The New Zealand government has announced the creation of a $NZ4.5 billion Climate Emergency Response Fund that will underwrite the Ardern government’s investments in cutting emissions and improving climate resilience, using money raised from the nation’s major greenhouse emitters.
The fund, announced in a budget update released by finance minister Grant Robertson on Wednesday, has been created using revenue collected by the government through New Zealand’s emissions trading scheme, meaning it is effectively being funded by major polluters.
“Climate change is one of the most pressing long-term challenges facing New Zealand. To respond effectively to this challenge, we will need to make significant investments across multiple budgets,” the update says.
“To address this, the government is establishing a Climate Emergency Response Fund (CERF), which will be allocated towards initiatives that support our climate change objectives. This will be an enduring, multi-year funding mechanism to support our transition to a low-emissions and climate resilient economy in a way that protects vulnerable communities.”
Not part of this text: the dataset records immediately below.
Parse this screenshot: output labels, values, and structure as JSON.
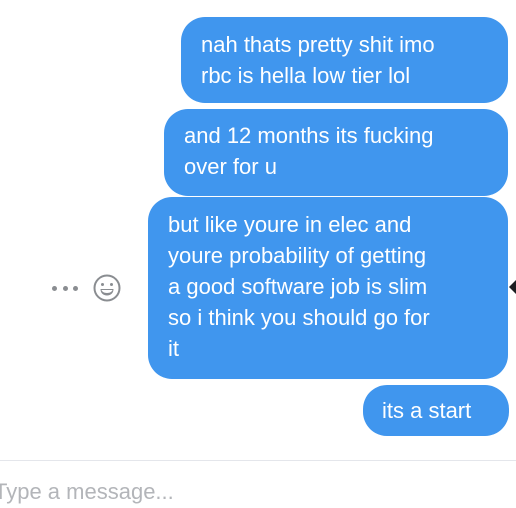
{
  "conversation": {
    "messages": [
      {
        "text": "nah thats pretty shit imo\nrbc is hella low tier lol",
        "sender": "me"
      },
      {
        "text": "and 12 months its fucking\nover for u",
        "sender": "me"
      },
      {
        "text": "but like youre in elec and\nyoure probability of getting\na good software job is slim\nso i think you should go for\nit",
        "sender": "me"
      },
      {
        "text": "its a start",
        "sender": "me"
      }
    ],
    "hover_actions": {
      "more_icon": "more-horizontal-icon",
      "react_icon": "smiley-face-icon"
    }
  },
  "composer": {
    "placeholder": "Type a message..."
  },
  "theme": {
    "bubble_color": "#4096ee",
    "bubble_text_color": "#ffffff",
    "icon_color": "#8a8d91"
  }
}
The fund will receive the proceeds from the sale of emissions permits under the New Zealand Emissions Trading Scheme, amounting to $NZ4.5 billion (A$4.26 billion) over the period from 2022-23 to 2025-26.
New Zealand’s minister for climate change, James Shaw, said the fund had been possible thanks to changes to the design of the emissions trading scheme that increased the amounts paid by the country’s greenhouse gas polluters.
“The Climate Emergency Response Fund is a game-changer that will provide billions of dollars over the next four years to help meet our government’s climate goals,” Shaw said.
“It has been made possible only because of the changes we made to the ETS that now means our largest polluters are finally paying a proper price for their climate pollution.”
Last year, reforms to New Zealand’s emissions trading scheme reduced the number of free allocations received by industrial emitters and introduced new penalties on emitters that failed to meet their obligations.
The reforms have helped drive a surge in the price of emissions permits in New Zealand, which are currently trading at around NZ$68 (A$64) per tonne. With the number of permits being given to emitters through free-allocations gradually being phased down each year, the revenue collected by the government has increased.
“Our intention is that these proceeds will start as a ‘down payment’ for our climate spending. We know that more funding is required to address a complex, multi-faceted issue like climate change,” the budget update says.
“We expect to review the CERF alongside the main budget allowances and increase the funding available as necessary to invest in high-value initiatives that will help us to achieve our climate objectives.”
Today is a very good day for climate action. Our Government has announced a new $4.5 billion Climate Emergency Response Fund, paid for by NZ’s largest polluters through our reformed ETS. pic.twitter.com/hRZu5OHcRw
— James Shaw (@jamespeshaw) December 15, 2021
Wednesday’s budget update said the funding would initially concentrate on delivering priorities identified under the Ardern government’s first ’emissions reduction plan’, which is expected to focus on boosting renewable energy and electric vehicle uptake, cutting emissions in the waste sector, as well as assisting New Zealand’s significant agricultural sector to reduce emissions.
It will also include an $800 million commitment to provide international funding support for other countries to prepare for the impacts of climate change, concentrating on the Pacific region.
In 2019, the New Zealand parliament passed historic legislation that enshrined a goal of reaching zero net carbon dioxide emissions by 2050 into law.
While the legislation excludes methane emissions, primarily caused by the agricultural sector and making up around half of New Zealand’s total greenhouse gas emissions footprint, the legislation has facilitated stronger climate action and greater levels of investment than has been achieved at a national level in Australia.
Greenpeace New Zealand criticised the lack of obligations placed on New Zealand’s agricultural sector, saying it was unfair to shift the emissions reduction burden onto others.
“The budget allocation to the ‘Climate Emergency Response Fund’ is nowhere near what is needed to address the climate crisis. It is also funded from the Emissions Trading Scheme – which excludes agriculture, meaning the country’s biggest polluters aren’t paying towards the transition to a cleaner Aotearoa,” Greenpeace New Zealand’s agriculture campaigner Christine Rose said.
“Agriculture needs to fully join the ETS – as otherwise intensive dairy isn’t paying its fair share.”
Australia currently has no means of raising similar revenue from major greenhouse gas emitters, following the Abbott government’s repeal of the carbon price mechanism in 2014.
Good, independent journalism takes time and money. But small independent media sites like RenewEconomy have been excluded from the millions of dollars being handed out to big media companies from the social media giants. To enable us to continue to hold governments and big business to account on climate and the renewable energy transition, and to help us highlight the extraordinary developments in technology and projects that are taking place, you can make a voluntary donation here to help ensure we can continue to offer the service free of charge and to as wide an audience as possible. Thank you for your support.